Found In: The Gentleman’s Magazine; for June, 1775. [p.262-4]
His Excellency Gen. Gage’s Answer to the foregoing Letter.
Boston, May 3, 1775
I AM to acknoledge the receipt of your letter of the 28th of April last, in behalf of the General Assembly of your colony, relative to the alarming situation of public affairs in this country, and the late transactions in this province. That this situation is greatly alarming, and that these transactions are truly unfortunate, are truths to be regretted by every friend to America, and by every well-wisher for the peace, prosperity, and happiness of this province. The intimate connection and strong ties of friendship between the inhabitants of your colony, and the deluded people of this province, cannot fail of inducing the former to interpose their good offices, to convince the latter of the impropriety of their past conduct, and to persuade them to return to their allegiance, and to seek redress of any supposed grievances in those decent and constitutional methods in which alone they can hope to be successful.
That troops should be employed for the purpose of protecting the magistrates in the execution of their duty, when opposed with violence, is not a new thing in the English or any other government. That any acts of the British parliament are unconstitutional or oppressive, I am not to suppose; if any such there are, in the apprehension of the people of this province, it had been happy for them, if they had fought relief only in the way which the constitution, their reason, and their interest, pointed out.
You cannot wonder at my fortifying the town of Boston, or making any other military preparations, when you are assured, that, previous to my taking these steps, such were the open threats, and such the warlike preparations throughout this province, as rendered it my indispensable duty to take every precaution in my power, for the protection of his Majesty’s troops under my command, against all hostile attempts. The intelligence you seem to have received, relative to the late excursion of a body of troops into the country, is altogether injurious and contrary to the true state of facts; the troops disclaim, with indignation, the barbarous outrages of which they are accused, so contrary to their known humanity. I have taken the greatest pains to discover if any were committed, and have found examples of their tenderness both to the young and the old, but no vestige of cruelty or barbarity. It is very possible, that, in firing into houses from whence they were fired upon, old people, women or children, may have suffered; but if any such thing has happened, it was in their defence, and undesigned. I have no command to ravage and desolate the country, and, were it my intention, I have had pretence to begin it upon the sea-ports, who are at the mercy of the fleet. For your better information, in inclose you a narrative of that affair, taken from gentlemen who were eye-witnesess of all the transactions of that day. The leaders here have taken pains to prevent any account of this affair getting abroad, but such as they have thought proper to publish themselves; and to that end the poll has been stopped, the mails broke open, and letters taken out; and inflammatory accounts have been spread throughout the continent, which has served to deceive and inflame the minds of the people.

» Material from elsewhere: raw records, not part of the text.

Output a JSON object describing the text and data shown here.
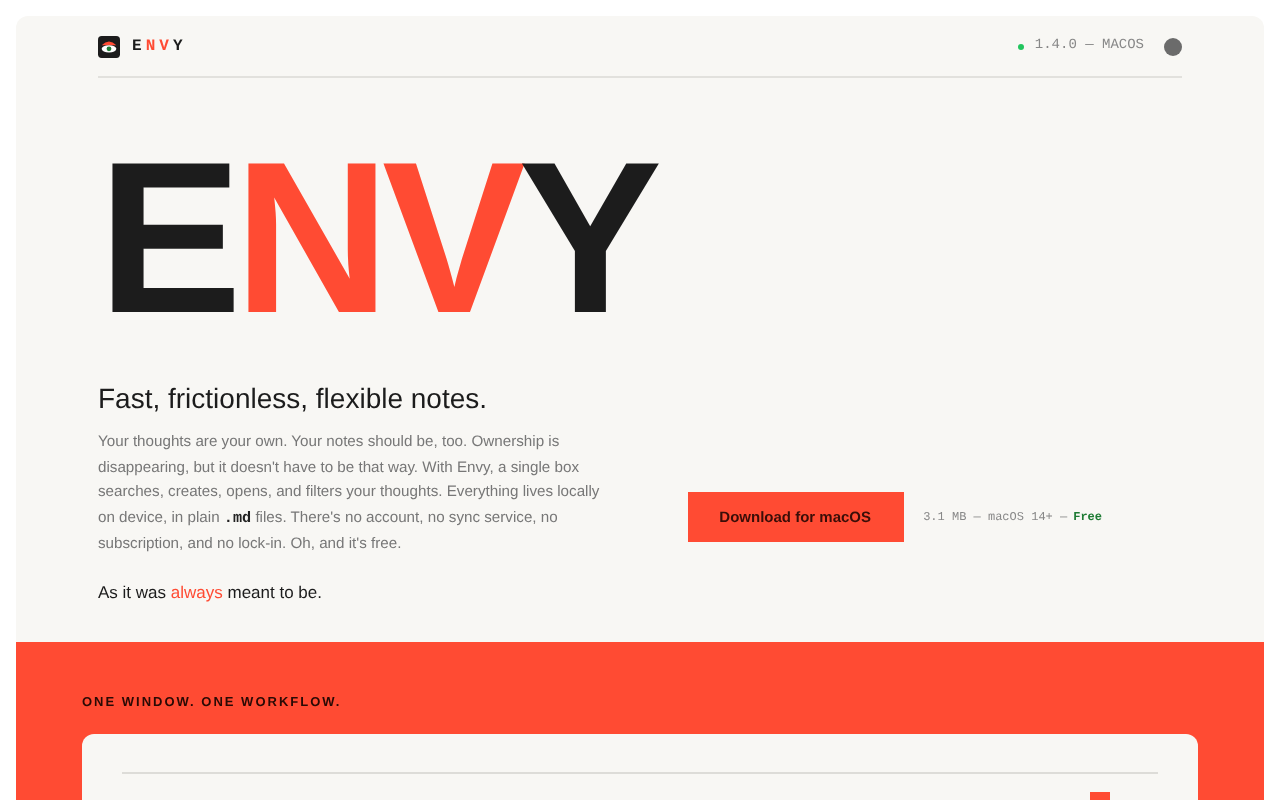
{
  "header": {
    "logo_letters": [
      {
        "text": "E",
        "accent": false
      },
      {
        "text": "N",
        "accent": true
      },
      {
        "text": "V",
        "accent": true
      },
      {
        "text": "Y",
        "accent": false
      }
    ],
    "version": "1.4.0 — MACOS"
  },
  "hero": {
    "letters": [
      {
        "text": "E",
        "accent": false
      },
      {
        "text": "N",
        "accent": true
      },
      {
        "text": "V",
        "accent": true
      },
      {
        "text": "Y",
        "accent": false
      }
    ],
    "tagline": "Fast, frictionless, flexible notes.",
    "body": "Your thoughts are your own. Your notes should be, too. Ownership is disappearing, but it doesn't have to be that way. With Envy, a single box searches, creates, opens, and filters your thoughts. Everything lives locally on device, in plain **.md** files. There's no account, no sync service, no subscription, and no lock-in. Oh, and it's free.",
    "closing_before": "As it was",
    "closing_accent": "always",
    "closing_after": "meant to be.",
    "download_button": "Download for macOS",
    "download_meta": "3.1 MB — macOS 14+ —",
    "download_price": "Free"
  },
  "section": {
    "label": "ONE WINDOW. ONE WORKFLOW."
  }
}
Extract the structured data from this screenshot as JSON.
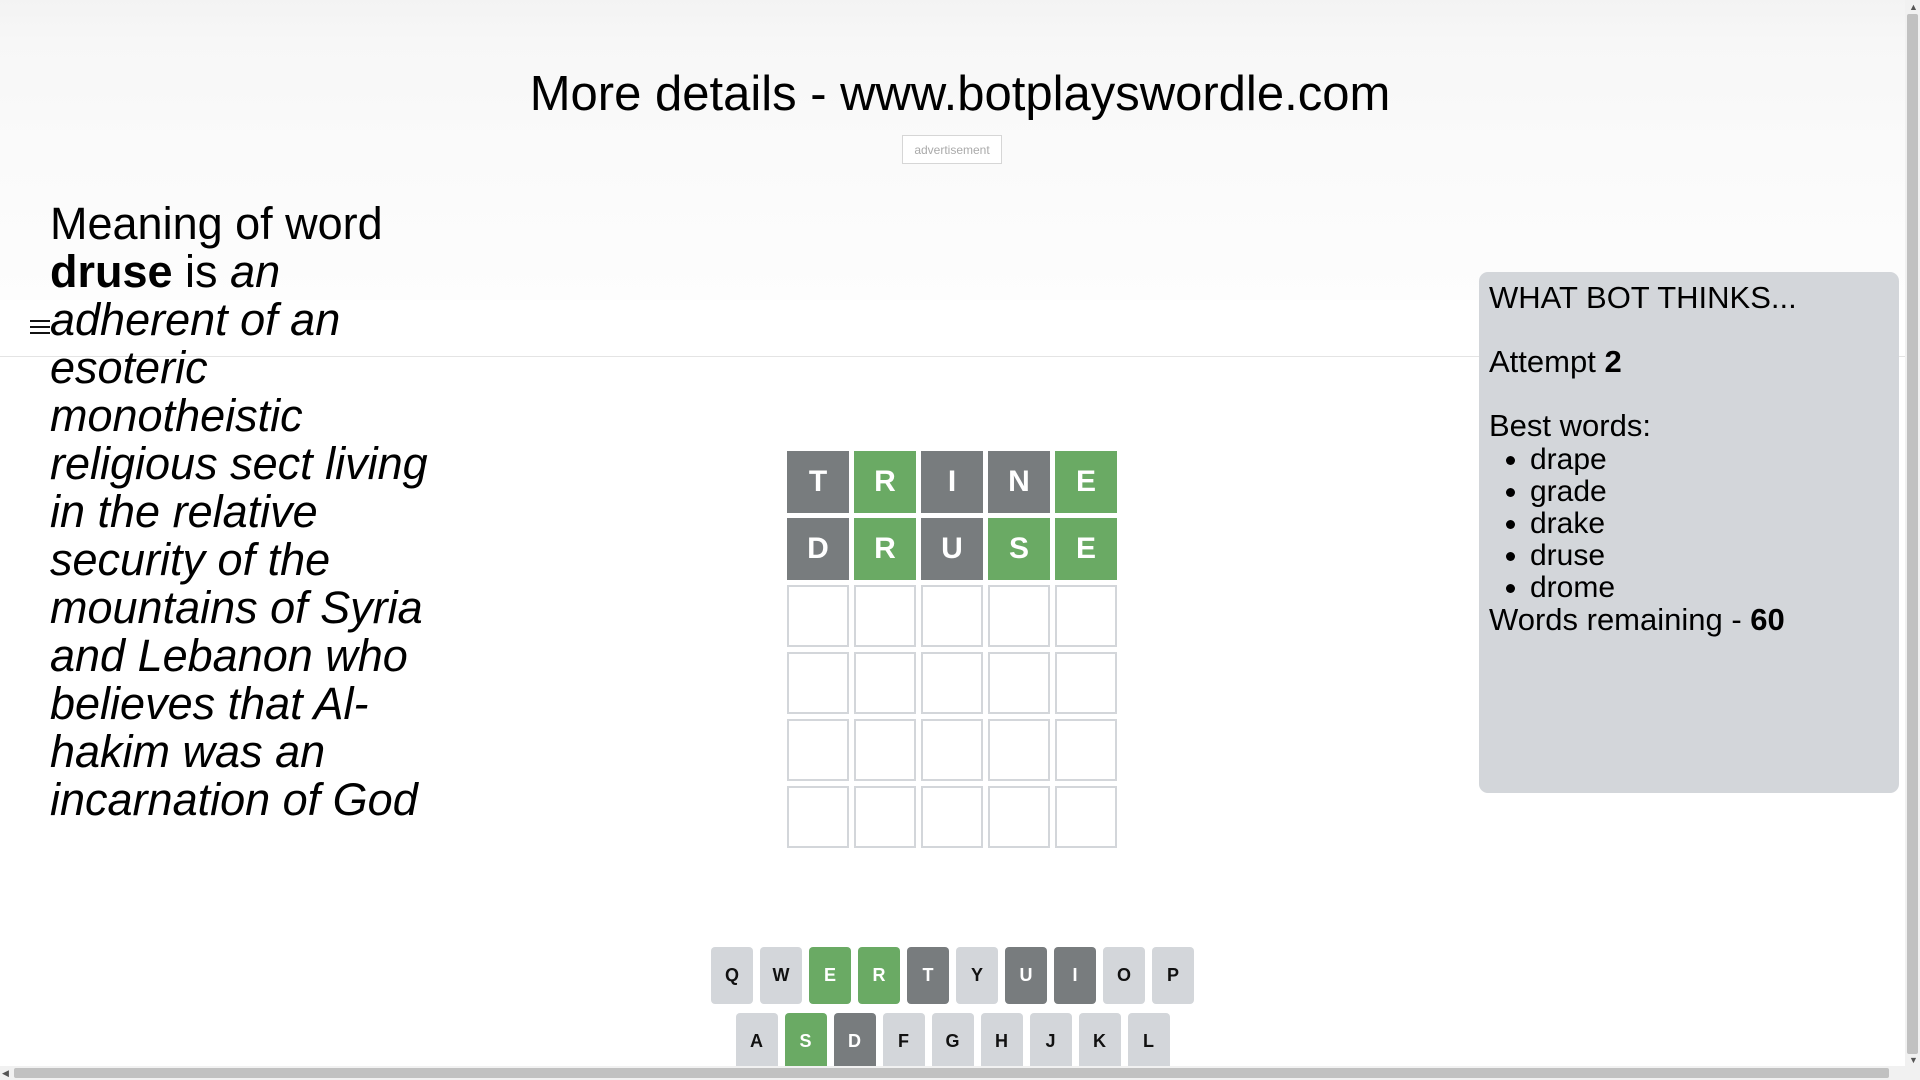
{
  "header": {
    "title": "More details - www.botplayswordle.com",
    "ad_label": "advertisement",
    "menu_icon": "hamburger-menu-icon"
  },
  "definition": {
    "prefix": "Meaning of word ",
    "word": "druse",
    "is": " is ",
    "meaning": "an adherent of an esoteric monotheistic religious sect living in the relative security of the mountains of Syria and Lebanon who believes that Al-hakim was an incarnation of God"
  },
  "board": {
    "rows": [
      [
        {
          "letter": "T",
          "state": "absent"
        },
        {
          "letter": "R",
          "state": "correct"
        },
        {
          "letter": "I",
          "state": "absent"
        },
        {
          "letter": "N",
          "state": "absent"
        },
        {
          "letter": "E",
          "state": "correct"
        }
      ],
      [
        {
          "letter": "D",
          "state": "absent"
        },
        {
          "letter": "R",
          "state": "correct"
        },
        {
          "letter": "U",
          "state": "absent"
        },
        {
          "letter": "S",
          "state": "correct"
        },
        {
          "letter": "E",
          "state": "correct"
        }
      ],
      [
        {
          "letter": "",
          "state": "empty"
        },
        {
          "letter": "",
          "state": "empty"
        },
        {
          "letter": "",
          "state": "empty"
        },
        {
          "letter": "",
          "state": "empty"
        },
        {
          "letter": "",
          "state": "empty"
        }
      ],
      [
        {
          "letter": "",
          "state": "empty"
        },
        {
          "letter": "",
          "state": "empty"
        },
        {
          "letter": "",
          "state": "empty"
        },
        {
          "letter": "",
          "state": "empty"
        },
        {
          "letter": "",
          "state": "empty"
        }
      ],
      [
        {
          "letter": "",
          "state": "empty"
        },
        {
          "letter": "",
          "state": "empty"
        },
        {
          "letter": "",
          "state": "empty"
        },
        {
          "letter": "",
          "state": "empty"
        },
        {
          "letter": "",
          "state": "empty"
        }
      ],
      [
        {
          "letter": "",
          "state": "empty"
        },
        {
          "letter": "",
          "state": "empty"
        },
        {
          "letter": "",
          "state": "empty"
        },
        {
          "letter": "",
          "state": "empty"
        },
        {
          "letter": "",
          "state": "empty"
        }
      ]
    ]
  },
  "bot_panel": {
    "title": "WHAT BOT THINKS...",
    "attempt_label": "Attempt ",
    "attempt_value": "2",
    "best_words_label": "Best words:",
    "best_words": [
      "drape",
      "grade",
      "drake",
      "druse",
      "drome"
    ],
    "remaining_label": "Words remaining - ",
    "remaining_value": "60"
  },
  "keyboard": {
    "rows": [
      [
        {
          "key": "Q",
          "state": "unused"
        },
        {
          "key": "W",
          "state": "unused"
        },
        {
          "key": "E",
          "state": "correct"
        },
        {
          "key": "R",
          "state": "correct"
        },
        {
          "key": "T",
          "state": "absent"
        },
        {
          "key": "Y",
          "state": "unused"
        },
        {
          "key": "U",
          "state": "absent"
        },
        {
          "key": "I",
          "state": "absent"
        },
        {
          "key": "O",
          "state": "unused"
        },
        {
          "key": "P",
          "state": "unused"
        }
      ],
      [
        {
          "key": "A",
          "state": "unused"
        },
        {
          "key": "S",
          "state": "correct"
        },
        {
          "key": "D",
          "state": "absent"
        },
        {
          "key": "F",
          "state": "unused"
        },
        {
          "key": "G",
          "state": "unused"
        },
        {
          "key": "H",
          "state": "unused"
        },
        {
          "key": "J",
          "state": "unused"
        },
        {
          "key": "K",
          "state": "unused"
        },
        {
          "key": "L",
          "state": "unused"
        }
      ]
    ]
  },
  "colors": {
    "correct": "#6aaa64",
    "absent": "#787c7e",
    "unused_key": "#d3d6da",
    "panel_bg": "#d3d6da"
  }
}
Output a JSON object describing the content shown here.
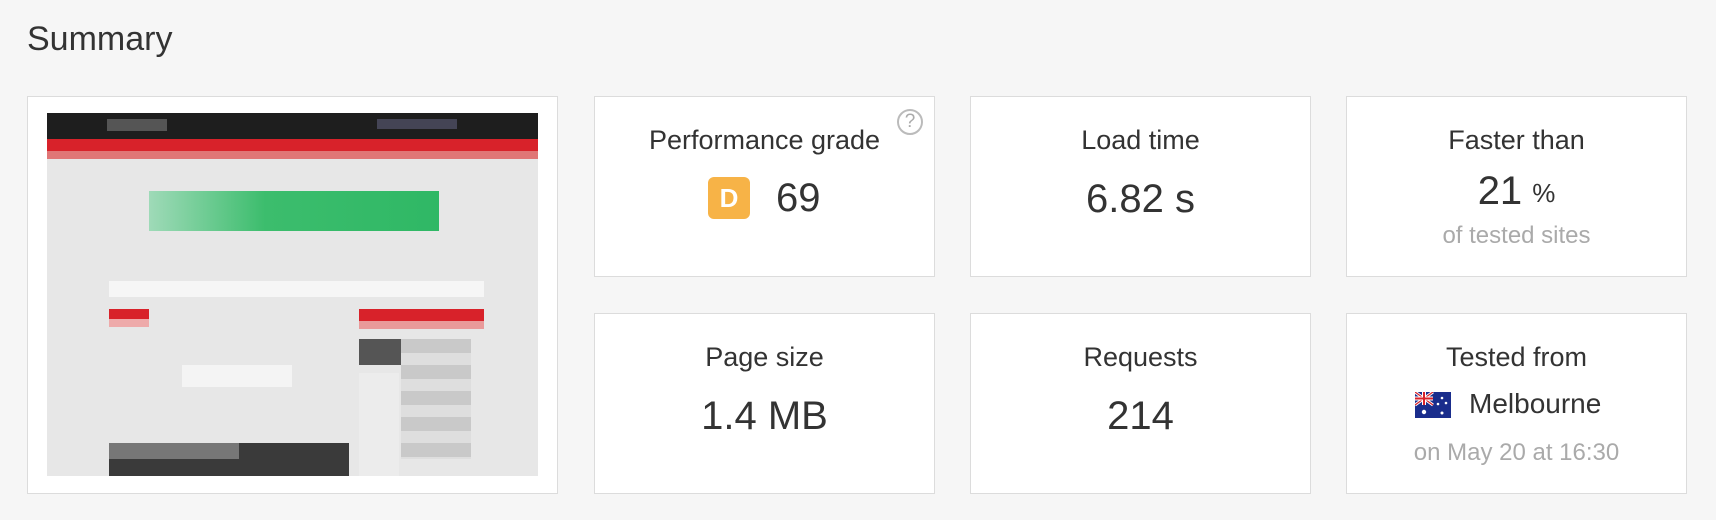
{
  "summary": {
    "title": "Summary"
  },
  "thumbnail": {
    "alt": "Website screenshot preview"
  },
  "metrics": {
    "performance": {
      "label": "Performance grade",
      "grade": "D",
      "value": "69",
      "help": "?",
      "grade_color": "#f7b347"
    },
    "load_time": {
      "label": "Load time",
      "value": "6.82 s"
    },
    "faster_than": {
      "label": "Faster than",
      "value": "21",
      "unit": "%",
      "sub": "of tested sites"
    },
    "page_size": {
      "label": "Page size",
      "value": "1.4 MB"
    },
    "requests": {
      "label": "Requests",
      "value": "214"
    },
    "tested_from": {
      "label": "Tested from",
      "flag_icon": "australia-flag-icon",
      "location": "Melbourne",
      "sub": "on May 20 at 16:30"
    }
  }
}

When the resolves of the Provincial Congress breathed nothing but war; when those two great and essential prerogatives of the King, the levying of toops, and disposing of public monies, were wrested from him and when magazines were forming by an assembly of men, unknown to the constitutions, for the declared purpose of levying war against the King; you must acknoledge it was my duty, as it was the dictate of humanity, to prevent, if possible, the calamities of civil war, by destroying such magazines. This, and this alone, I attempted. You ask, Why is the town of Boston now shut up? I can only refer you, for an answer, to those bodies of armed men who now surround the town, and prevent all access to it. The hostile preparations you mention, are such as the conduct of the people of this province has rendered it prudent to make, for the defence of those under my command.
You assure me the people of you colony abhor the idea of taking arms against the troops of their sovereign. I wish the people of this province, for their own sakes, could make the same declaration. You enquire, Is there no way to prevent this unhappy dispute from coming to extremities? Is there no alternative, but absolute submission, or the desolations of war? I answer, I hope there is; the King and parliament seem to hold out terms of reconciliation, consistent with the honour and interest of Great Britain, and the right and privileges of the colonies; they have mutually declared their readiness to attend to any real grievances of the colonies, and to afford them every just and reasonable indulgence, which shall, in a dutiful and constitutional manner, be laid before them; and his Majesty adds, it is his ardent wish that this disposition may have a happy effect on the temper and conduct of his subjects in America. I must add, likewise, the resolution of the 27th of February, on the grand dispute of taxation and revenue, leaving it to the colonies to tax themselves, under certain conditions. Here is, surely, a foundation for an accommodations, to people who wish a reconciliation, rather than a destructive war, between countries so nearly connected by the ties of blood and interest; but I fear that the leaders of this province have been, and still are, intent only on shedding blood. . . .